Every record must be output verbatim in the reply.
****************************************
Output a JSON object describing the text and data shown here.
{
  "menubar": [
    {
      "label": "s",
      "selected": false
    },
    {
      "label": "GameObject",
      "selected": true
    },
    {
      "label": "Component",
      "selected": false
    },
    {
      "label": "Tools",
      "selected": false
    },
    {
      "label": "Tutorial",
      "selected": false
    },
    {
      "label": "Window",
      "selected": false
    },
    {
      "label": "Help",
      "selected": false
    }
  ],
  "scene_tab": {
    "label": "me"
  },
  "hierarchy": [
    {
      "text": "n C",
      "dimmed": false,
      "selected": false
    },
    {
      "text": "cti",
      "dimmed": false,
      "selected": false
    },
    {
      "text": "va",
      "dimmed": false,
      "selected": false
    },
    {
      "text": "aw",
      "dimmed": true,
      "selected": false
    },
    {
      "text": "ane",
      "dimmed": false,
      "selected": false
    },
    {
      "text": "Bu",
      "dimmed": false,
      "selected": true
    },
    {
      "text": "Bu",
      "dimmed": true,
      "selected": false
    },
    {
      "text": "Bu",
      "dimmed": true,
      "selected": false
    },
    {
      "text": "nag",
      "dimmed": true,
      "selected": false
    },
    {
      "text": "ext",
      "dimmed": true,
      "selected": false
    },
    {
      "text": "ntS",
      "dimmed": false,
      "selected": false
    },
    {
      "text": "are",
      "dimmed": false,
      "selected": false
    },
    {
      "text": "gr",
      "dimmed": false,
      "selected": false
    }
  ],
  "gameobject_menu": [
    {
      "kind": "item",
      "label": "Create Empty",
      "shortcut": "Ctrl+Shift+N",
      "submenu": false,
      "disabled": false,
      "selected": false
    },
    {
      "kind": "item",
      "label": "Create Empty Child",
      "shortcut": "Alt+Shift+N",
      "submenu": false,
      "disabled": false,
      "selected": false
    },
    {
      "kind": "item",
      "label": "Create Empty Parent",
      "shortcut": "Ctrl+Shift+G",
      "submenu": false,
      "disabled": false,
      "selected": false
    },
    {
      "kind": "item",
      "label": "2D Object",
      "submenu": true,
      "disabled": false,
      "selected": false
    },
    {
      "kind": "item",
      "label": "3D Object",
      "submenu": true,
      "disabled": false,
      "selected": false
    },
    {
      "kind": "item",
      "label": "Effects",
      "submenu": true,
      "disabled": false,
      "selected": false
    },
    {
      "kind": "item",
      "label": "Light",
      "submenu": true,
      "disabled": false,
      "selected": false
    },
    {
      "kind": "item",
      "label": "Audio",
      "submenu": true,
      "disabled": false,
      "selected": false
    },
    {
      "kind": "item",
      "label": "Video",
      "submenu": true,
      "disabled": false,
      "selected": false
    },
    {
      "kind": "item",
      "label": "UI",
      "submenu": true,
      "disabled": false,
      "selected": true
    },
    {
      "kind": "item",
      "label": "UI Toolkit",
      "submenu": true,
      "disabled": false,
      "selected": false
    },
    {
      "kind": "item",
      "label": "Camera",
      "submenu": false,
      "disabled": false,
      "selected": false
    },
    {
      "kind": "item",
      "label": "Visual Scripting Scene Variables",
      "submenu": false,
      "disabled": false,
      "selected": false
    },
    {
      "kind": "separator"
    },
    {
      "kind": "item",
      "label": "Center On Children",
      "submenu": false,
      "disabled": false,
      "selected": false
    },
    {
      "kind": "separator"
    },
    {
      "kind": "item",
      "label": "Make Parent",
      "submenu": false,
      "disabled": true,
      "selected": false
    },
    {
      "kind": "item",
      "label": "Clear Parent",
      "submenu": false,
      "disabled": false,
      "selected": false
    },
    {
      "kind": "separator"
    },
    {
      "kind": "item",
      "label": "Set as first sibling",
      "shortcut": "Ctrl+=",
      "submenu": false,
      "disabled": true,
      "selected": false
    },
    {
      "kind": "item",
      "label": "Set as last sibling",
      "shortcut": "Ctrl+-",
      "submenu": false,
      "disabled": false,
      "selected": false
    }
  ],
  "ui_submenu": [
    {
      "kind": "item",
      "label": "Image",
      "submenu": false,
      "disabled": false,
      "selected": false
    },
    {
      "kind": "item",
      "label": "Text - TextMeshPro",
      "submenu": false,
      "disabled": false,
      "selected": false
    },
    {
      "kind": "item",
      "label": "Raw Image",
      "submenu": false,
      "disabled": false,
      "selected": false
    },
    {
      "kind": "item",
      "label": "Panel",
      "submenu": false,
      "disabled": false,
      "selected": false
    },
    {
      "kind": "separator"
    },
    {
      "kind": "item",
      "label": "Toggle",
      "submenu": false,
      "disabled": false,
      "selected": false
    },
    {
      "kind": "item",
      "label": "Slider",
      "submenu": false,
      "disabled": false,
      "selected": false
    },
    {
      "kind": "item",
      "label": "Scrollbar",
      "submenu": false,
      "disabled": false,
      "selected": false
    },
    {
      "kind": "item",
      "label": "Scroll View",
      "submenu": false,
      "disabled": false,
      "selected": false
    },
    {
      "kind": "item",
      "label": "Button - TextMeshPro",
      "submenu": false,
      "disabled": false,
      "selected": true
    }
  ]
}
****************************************
▶ [SOLUTION FOR THIS EXERCISE]
Output a JSON object describing the text and data shown here.
{
  "menubar": [
    {
      "label": "s",
      "selected": false
    },
    {
      "label": "GameObject",
      "selected": true
    },
    {
      "label": "Component",
      "selected": false
    },
    {
      "label": "Tools",
      "selected": false
    },
    {
      "label": "Tutorial",
      "selected": false
    },
    {
      "label": "Window",
      "selected": false
    },
    {
      "label": "Help",
      "selected": false
    }
  ],
  "scene_tab": {
    "label": "me"
  },
  "hierarchy": [
    {
      "text": "n C",
      "dimmed": false,
      "selected": false
    },
    {
      "text": "cti",
      "dimmed": false,
      "selected": false
    },
    {
      "text": "va",
      "dimmed": false,
      "selected": false
    },
    {
      "text": "aw",
      "dimmed": true,
      "selected": false
    },
    {
      "text": "ane",
      "dimmed": false,
      "selected": false
    },
    {
      "text": "Bu",
      "dimmed": false,
      "selected": true
    },
    {
      "text": "Bu",
      "dimmed": true,
      "selected": false
    },
    {
      "text": "Bu",
      "dimmed": true,
      "selected": false
    },
    {
      "text": "nag",
      "dimmed": true,
      "selected": false
    },
    {
      "text": "ext",
      "dimmed": true,
      "selected": false
    },
    {
      "text": "ntS",
      "dimmed": false,
      "selected": false
    },
    {
      "text": "are",
      "dimmed": false,
      "selected": false
    },
    {
      "text": "gr",
      "dimmed": false,
      "selected": false
    }
  ],
  "gameobject_menu": [
    {
      "kind": "item",
      "label": "Create Empty",
      "shortcut": "Ctrl+Shift+N",
      "submenu": false,
      "disabled": false,
      "selected": false
    },
    {
      "kind": "item",
      "label": "Create Empty Child",
      "shortcut": "Alt+Shift+N",
      "submenu": false,
      "disabled": false,
      "selected": false
    },
    {
      "kind": "item",
      "label": "Create Empty Parent",
      "shortcut": "Ctrl+Shift+G",
      "submenu": false,
      "disabled": false,
      "selected": false
    },
    {
      "kind": "item",
      "label": "2D Object",
      "submenu": true,
      "disabled": false,
      "selected": false
    },
    {
      "kind": "item",
      "label": "3D Object",
      "submenu": true,
      "disabled": false,
      "selected": false
    },
    {
      "kind": "item",
      "label": "Effects",
      "submenu": true,
      "disabled": false,
      "selected": false
    },
    {
      "kind": "item",
      "label": "Light",
      "submenu": true,
      "disabled": false,
      "selected": false
    },
    {
      "kind": "item",
      "label": "Audio",
      "submenu": true,
      "disabled": false,
      "selected": false
    },
    {
      "kind": "item",
      "label": "Video",
      "submenu": true,
      "disabled": false,
      "selected": false
    },
    {
      "kind": "item",
      "label": "UI",
      "submenu": true,
      "disabled": false,
      "selected": true
    },
    {
      "kind": "item",
      "label": "UI Toolkit",
      "submenu": true,
      "disabled": false,
      "selected": false
    },
    {
      "kind": "item",
      "label": "Camera",
      "submenu": false,
      "disabled": false,
      "selected": false
    },
    {
      "kind": "item",
      "label": "Visual Scripting Scene Variables",
      "submenu": false,
      "disabled": false,
      "selected": false
    },
    {
      "kind": "separator"
    },
    {
      "kind": "item",
      "label": "Center On Children",
      "submenu": false,
      "disabled": false,
      "selected": false
    },
    {
      "kind": "separator"
    },
    {
      "kind": "item",
      "label": "Make Parent",
      "submenu": false,
      "disabled": true,
      "selected": false
    },
    {
      "kind": "item",
      "label": "Clear Parent",
      "submenu": false,
      "disabled": false,
      "selected": false
    },
    {
      "kind": "separator"
    },
    {
      "kind": "item",
      "label": "Set as first sibling",
      "shortcut": "Ctrl+=",
      "submenu": false,
      "disabled": true,
      "selected": false
    },
    {
      "kind": "item",
      "label": "Set as last sibling",
      "shortcut": "Ctrl+-",
      "submenu": false,
      "disabled": false,
      "selected": false
    }
  ],
  "ui_submenu": [
    {
      "kind": "item",
      "label": "Image",
      "submenu": false,
      "disabled": false,
      "selected": false
    },
    {
      "kind": "item",
      "label": "Text - TextMeshPro",
      "submenu": false,
      "disabled": false,
      "selected": false
    },
    {
      "kind": "item",
      "label": "Raw Image",
      "submenu": false,
      "disabled": false,
      "selected": false
    },
    {
      "kind": "item",
      "label": "Panel",
      "submenu": false,
      "disabled": false,
      "selected": false
    },
    {
      "kind": "separator"
    },
    {
      "kind": "item",
      "label": "Toggle",
      "submenu": false,
      "disabled": false,
      "selected": false
    },
    {
      "kind": "item",
      "label": "Slider",
      "submenu": false,
      "disabled": false,
      "selected": false
    },
    {
      "kind": "item",
      "label": "Scrollbar",
      "submenu": false,
      "disabled": false,
      "selected": false
    },
    {
      "kind": "item",
      "label": "Scroll View",
      "submenu": false,
      "disabled": false,
      "selected": false
    },
    {
      "kind": "item",
      "label": "Button - TextMeshPro",
      "submenu": false,
      "disabled": false,
      "selected": true
    }
  ]
}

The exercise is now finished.